Students and young people have been at the forefront of every major social justice movement in recent history — and now we are leading the fight for clean energy. Thanks to student efforts, 16 universities across the country have committed to move beyond coal — a dangerous, outdated energy source.
MSU has the responsibility to join five other Big Ten schools (University of Wisconsin-Madison, University of Illinois at Urbana-Champaign, Penn State University, Purdue University and Ohio State University) and lead the nation by retiring the largest on-campus coal plant in the United States.
Last Friday, MSU President Lou Anna K. Simon released a statement on MSU’s energy transition plan in which she wrote about doing the “right thing” regarding MSU’s energy future. Unfortunately, “doing the right thing” included belittling the 8,000 students who have come out in opposition to burning an energy source that continues to poison the Spartan community.
Everyone who is against something is for something. I am against burning more than 200,000 tons of coal on campus every year because I am for a truly sustainable clean energy future powered by wind, solar and geothermal sources.
I am against releasing mercury, arsenic, lead and selenium into the air within a 600-mile radius of the TB Simon coal plant because I am for a healthy community that doesn’t worry about the 37 deaths that occur annually in Ingham County as a direct result of coal pollution, according to the Clean Air Task Force.
President Simon has the power to make history in moving MSU beyond dirty, dangerous coal to 100 percent clean energy solutions.
Students already are driving the movement to build a strong 21st century economy that creates jobs and protects public health. MSU can move to 100 percent clean energy solutions like wind, solar and geothermal, to become a true leader in the nation. The alternatives exist; this is not a technological issue, it is a matter of political will.
We are at a cusp, we are at an edge, at a boundary, at a cliff. The story of our generation is to either fall or fly.

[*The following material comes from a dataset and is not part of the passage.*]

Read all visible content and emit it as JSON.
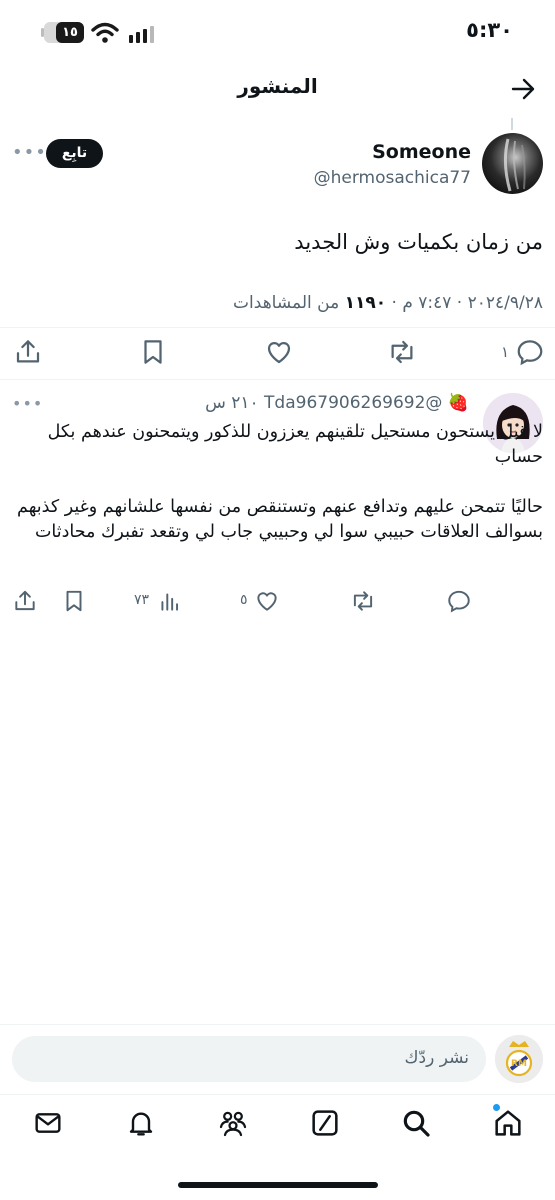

The question that remains is this: will President Simon let us fall? Or will she write a legacy by pushing MSU to fly towards a healthy clean energy future?
Tori Wong, MSU Beyond Coal organizer, Sierra Student Coalition member